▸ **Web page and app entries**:
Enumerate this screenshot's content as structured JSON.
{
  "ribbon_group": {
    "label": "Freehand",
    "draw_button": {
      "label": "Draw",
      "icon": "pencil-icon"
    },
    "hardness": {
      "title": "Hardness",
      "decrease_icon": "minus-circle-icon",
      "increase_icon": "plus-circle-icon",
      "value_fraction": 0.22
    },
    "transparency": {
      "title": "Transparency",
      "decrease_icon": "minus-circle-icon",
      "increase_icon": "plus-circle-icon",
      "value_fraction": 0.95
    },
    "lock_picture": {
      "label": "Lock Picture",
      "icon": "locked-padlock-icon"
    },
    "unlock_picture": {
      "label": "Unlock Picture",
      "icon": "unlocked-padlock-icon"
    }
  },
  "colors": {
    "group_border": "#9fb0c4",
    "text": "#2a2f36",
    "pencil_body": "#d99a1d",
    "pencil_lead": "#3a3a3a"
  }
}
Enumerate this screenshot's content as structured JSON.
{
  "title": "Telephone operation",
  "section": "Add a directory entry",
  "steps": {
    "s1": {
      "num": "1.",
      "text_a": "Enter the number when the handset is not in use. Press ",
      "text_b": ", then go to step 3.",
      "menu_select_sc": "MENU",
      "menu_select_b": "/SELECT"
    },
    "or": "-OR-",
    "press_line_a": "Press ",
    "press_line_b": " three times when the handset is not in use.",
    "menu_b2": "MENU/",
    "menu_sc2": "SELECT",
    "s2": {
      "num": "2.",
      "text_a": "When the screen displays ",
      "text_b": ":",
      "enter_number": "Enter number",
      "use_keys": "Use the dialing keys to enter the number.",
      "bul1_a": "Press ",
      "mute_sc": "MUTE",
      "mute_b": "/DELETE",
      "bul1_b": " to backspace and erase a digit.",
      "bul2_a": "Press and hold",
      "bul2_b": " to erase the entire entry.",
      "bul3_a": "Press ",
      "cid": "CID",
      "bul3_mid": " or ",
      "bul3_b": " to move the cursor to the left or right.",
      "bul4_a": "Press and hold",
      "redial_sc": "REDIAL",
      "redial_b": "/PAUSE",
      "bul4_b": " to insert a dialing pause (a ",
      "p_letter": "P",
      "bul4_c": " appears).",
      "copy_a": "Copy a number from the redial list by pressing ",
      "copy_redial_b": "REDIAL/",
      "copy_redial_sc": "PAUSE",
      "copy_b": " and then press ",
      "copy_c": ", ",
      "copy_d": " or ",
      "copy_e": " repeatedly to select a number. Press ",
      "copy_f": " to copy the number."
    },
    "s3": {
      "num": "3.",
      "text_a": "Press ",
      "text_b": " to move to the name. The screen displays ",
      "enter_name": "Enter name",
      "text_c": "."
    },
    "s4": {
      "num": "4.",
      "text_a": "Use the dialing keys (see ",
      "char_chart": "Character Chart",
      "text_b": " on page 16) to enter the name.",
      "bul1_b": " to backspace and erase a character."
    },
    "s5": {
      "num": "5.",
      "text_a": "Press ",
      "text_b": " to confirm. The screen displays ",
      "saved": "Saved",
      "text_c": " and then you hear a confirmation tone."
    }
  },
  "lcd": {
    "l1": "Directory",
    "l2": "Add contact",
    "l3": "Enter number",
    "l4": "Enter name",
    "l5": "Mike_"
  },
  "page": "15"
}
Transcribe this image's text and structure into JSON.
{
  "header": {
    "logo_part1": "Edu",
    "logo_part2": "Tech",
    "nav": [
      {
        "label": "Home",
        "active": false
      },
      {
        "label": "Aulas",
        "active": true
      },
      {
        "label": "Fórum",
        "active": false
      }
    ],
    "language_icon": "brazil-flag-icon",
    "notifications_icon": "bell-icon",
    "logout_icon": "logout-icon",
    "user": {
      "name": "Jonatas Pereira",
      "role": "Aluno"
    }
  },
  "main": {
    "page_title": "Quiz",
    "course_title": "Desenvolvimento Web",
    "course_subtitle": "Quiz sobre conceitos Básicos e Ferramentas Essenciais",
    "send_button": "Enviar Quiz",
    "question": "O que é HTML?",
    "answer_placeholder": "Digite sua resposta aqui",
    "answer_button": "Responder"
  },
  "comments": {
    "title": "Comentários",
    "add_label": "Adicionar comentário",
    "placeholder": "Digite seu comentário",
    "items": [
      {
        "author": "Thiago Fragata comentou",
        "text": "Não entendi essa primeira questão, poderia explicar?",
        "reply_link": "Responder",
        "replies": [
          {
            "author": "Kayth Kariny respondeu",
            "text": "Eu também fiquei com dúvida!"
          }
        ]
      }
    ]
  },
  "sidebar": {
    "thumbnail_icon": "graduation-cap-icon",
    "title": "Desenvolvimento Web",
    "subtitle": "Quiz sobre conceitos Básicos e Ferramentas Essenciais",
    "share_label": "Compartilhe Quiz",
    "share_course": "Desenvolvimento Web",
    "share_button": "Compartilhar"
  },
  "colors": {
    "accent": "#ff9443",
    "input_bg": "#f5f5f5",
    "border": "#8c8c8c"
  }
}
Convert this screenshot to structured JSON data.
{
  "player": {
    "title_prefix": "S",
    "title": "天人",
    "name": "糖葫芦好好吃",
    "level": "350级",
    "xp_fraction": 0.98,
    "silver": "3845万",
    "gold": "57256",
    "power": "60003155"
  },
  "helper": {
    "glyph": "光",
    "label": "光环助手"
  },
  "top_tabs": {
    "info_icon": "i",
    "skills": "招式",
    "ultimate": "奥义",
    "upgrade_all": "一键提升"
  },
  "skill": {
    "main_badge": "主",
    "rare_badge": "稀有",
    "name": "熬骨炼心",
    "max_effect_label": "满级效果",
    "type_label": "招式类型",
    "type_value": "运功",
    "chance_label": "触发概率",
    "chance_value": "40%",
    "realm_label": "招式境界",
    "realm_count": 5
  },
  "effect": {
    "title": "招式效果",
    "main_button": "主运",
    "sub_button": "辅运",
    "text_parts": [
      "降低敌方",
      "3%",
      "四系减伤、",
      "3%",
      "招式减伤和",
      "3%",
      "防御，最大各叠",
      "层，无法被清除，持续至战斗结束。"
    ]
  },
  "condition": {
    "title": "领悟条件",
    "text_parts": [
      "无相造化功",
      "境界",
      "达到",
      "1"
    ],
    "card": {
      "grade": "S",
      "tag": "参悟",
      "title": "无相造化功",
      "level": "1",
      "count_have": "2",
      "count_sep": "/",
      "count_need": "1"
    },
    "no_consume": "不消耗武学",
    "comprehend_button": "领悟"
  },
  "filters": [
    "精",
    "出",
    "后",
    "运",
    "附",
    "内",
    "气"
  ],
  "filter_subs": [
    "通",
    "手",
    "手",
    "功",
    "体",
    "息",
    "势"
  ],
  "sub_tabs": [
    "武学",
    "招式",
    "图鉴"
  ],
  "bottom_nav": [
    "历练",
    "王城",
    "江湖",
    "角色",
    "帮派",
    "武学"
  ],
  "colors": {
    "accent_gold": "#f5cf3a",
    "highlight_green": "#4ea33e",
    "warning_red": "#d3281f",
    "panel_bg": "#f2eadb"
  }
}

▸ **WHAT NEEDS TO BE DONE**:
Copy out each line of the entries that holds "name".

▸ **RESULT FOR THIS TASK**:
      "text_b": " to move to the name. The screen displays ",
      "enter_name": "Enter name",
      "text_b": " on page 16) to enter the name.",
    "l4": "Enter name",
      "name": "Jonatas Pereira",
    "name": "糖葫芦好好吃",
    "name": "熬骨炼心",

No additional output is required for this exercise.